No longer just the answer to your yoghurt cravings, nor the electrolyte boost you need after a workout: coconut is one of the latest leather substitutes. Malai, a startup in India has devised a way to grow bacterial cellulose from coconut water. The resulting biocomposite can then be crafted into a leather-lookalike that’s tough enough for everything from shoes to bags. “I wanted to create and develop methods and materials that didn’t have such a negative impact on our environment. The idea with Malai is to create a vegan alternative to leather that is eco-friendly to make and dispose of. “I wanted to create and develop methods and materials that didn’t have such a negative impact on our environment. The idea with Malai is to create a vegan alternative to leather that is eco-friendly to make and dispose of,” founder Zuzana Gombosova told the Hindustan Times.
24. Ultrasuede® BX

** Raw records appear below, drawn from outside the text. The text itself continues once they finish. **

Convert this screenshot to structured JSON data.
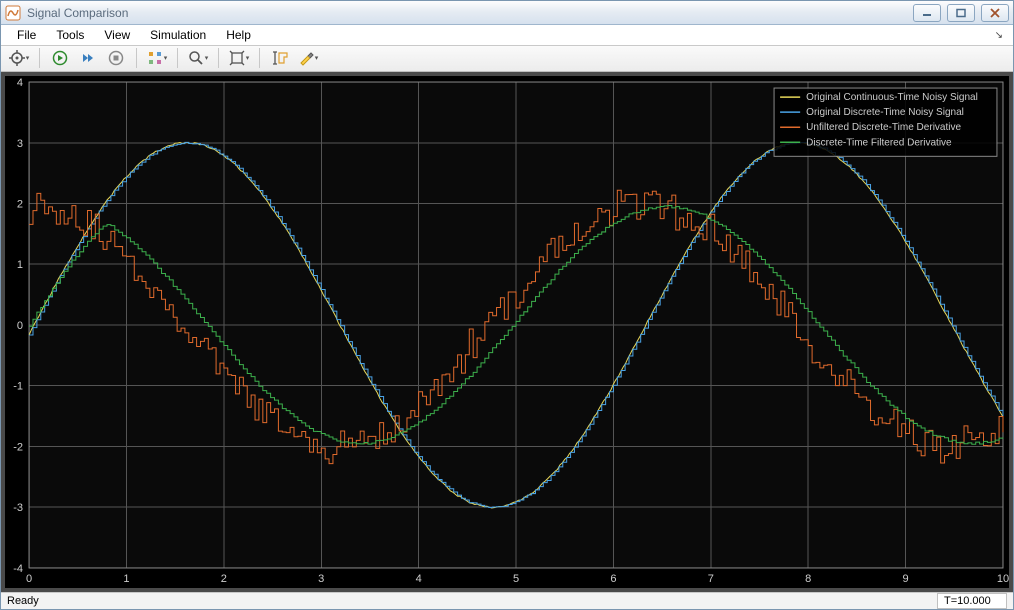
{
  "window": {
    "title": "Signal Comparison"
  },
  "menu": {
    "items": [
      "File",
      "Tools",
      "View",
      "Simulation",
      "Help"
    ]
  },
  "status": {
    "left": "Ready",
    "right": "T=10.000"
  },
  "legend": {
    "items": [
      {
        "label": "Original Continuous-Time Noisy Signal",
        "color": "#e6d75a"
      },
      {
        "label": "Original Discrete-Time Noisy Signal",
        "color": "#4aa3e6"
      },
      {
        "label": "Unfiltered Discrete-Time Derivative",
        "color": "#e06a2c"
      },
      {
        "label": "Discrete-Time Filtered Derivative",
        "color": "#3cb04c"
      }
    ]
  },
  "chart_data": {
    "type": "line",
    "xlabel": "",
    "ylabel": "",
    "xlim": [
      0,
      10
    ],
    "ylim": [
      -4,
      4
    ],
    "xticks": [
      0,
      1,
      2,
      3,
      4,
      5,
      6,
      7,
      8,
      9,
      10
    ],
    "yticks": [
      -4,
      -3,
      -2,
      -1,
      0,
      1,
      2,
      3,
      4
    ],
    "grid": true,
    "legend_pos": "upper-right",
    "series": [
      {
        "name": "Original Continuous-Time Noisy Signal",
        "color": "#e6d75a",
        "formula": "3*sin(x - 0.05) + small_noise",
        "x_range": [
          0,
          10
        ],
        "approx_amplitude": 3.0
      },
      {
        "name": "Original Discrete-Time Noisy Signal",
        "color": "#4aa3e6",
        "formula": "3*sin(x - 0.05) sampled (stairs)",
        "x_range": [
          0,
          10
        ],
        "approx_amplitude": 3.0
      },
      {
        "name": "Unfiltered Discrete-Time Derivative",
        "color": "#e06a2c",
        "formula": "2*cos(x) + heavy_noise (stairs)",
        "x_range": [
          0,
          10
        ],
        "approx_amplitude": 2.0,
        "noise_amplitude": 0.5
      },
      {
        "name": "Discrete-Time Filtered Derivative",
        "color": "#3cb04c",
        "formula": "2*cos(x) filtered, lagged ~0.25 (stairs)",
        "x_range": [
          0,
          10
        ],
        "approx_amplitude": 2.0,
        "start_y": 0.0
      }
    ]
  }
}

It’s been around for over fifty years, but Ultrasuede® has continued to improve its efforts to create sumptuous suede that’s completely cruelty-free. Plant-based polymer materials are spun with polyester sourced from pre-consumer waste. The result is a textile luxurious enough for everything from fashion to interiors.
25. Cereal Crops
As many of the other examples in this list will have shown, if it has fibres, it can probably provide the substance for a leather alternative. Cereal crops are no exception. Additionally, this form of vegan leather production makes use of non-edible crops.
You may know linoleum as a floor covering. Nevertheless, its underfoot toughness comes, in part, from the fact that it contains natural materials like wood fibres, limestone and pine resin. Leave out the limestone, however, and you have a material that’s more flexible. Additionally, a fibre net pressed between two pieces of this textile gives you a two-sided leather that’s perfect for fashion and furniture.
They require a bit of softening before they are flexible enough for the purpose, but palm leaves make a durable leather alternative. First developed in the Netherlands as a way of making woven rugs, there’s also interest in the material from the automobile industry for car interiors.
28. Upcycled plastic
We all know that plastic pollution is a huge problem. Reducing our use is one solution, but what of all the waste that’s already out there? How about collecting it up and making it into plastic flakes? Once melted down, these then become the basis of a polyester fibre. A single yard of the resulting textile uses no fewer than 18 plastic bottles – bottles which would otherwise end up in landfill or the ocean.
Forget luxury British bag Mulberry and their oft-coveted Bayswater. The paper pulp of mulberry tree leaves creates MulbTex, a material that can coat cotton canvas. Once glazed with tree sap, it’s a water-resistant alternative to leather. It’s a win for silkworms too. Their staple diet of mulberry leaves sees them killed to extract the silk protein from them: this textile goes right to the source and leaves the worms out of it.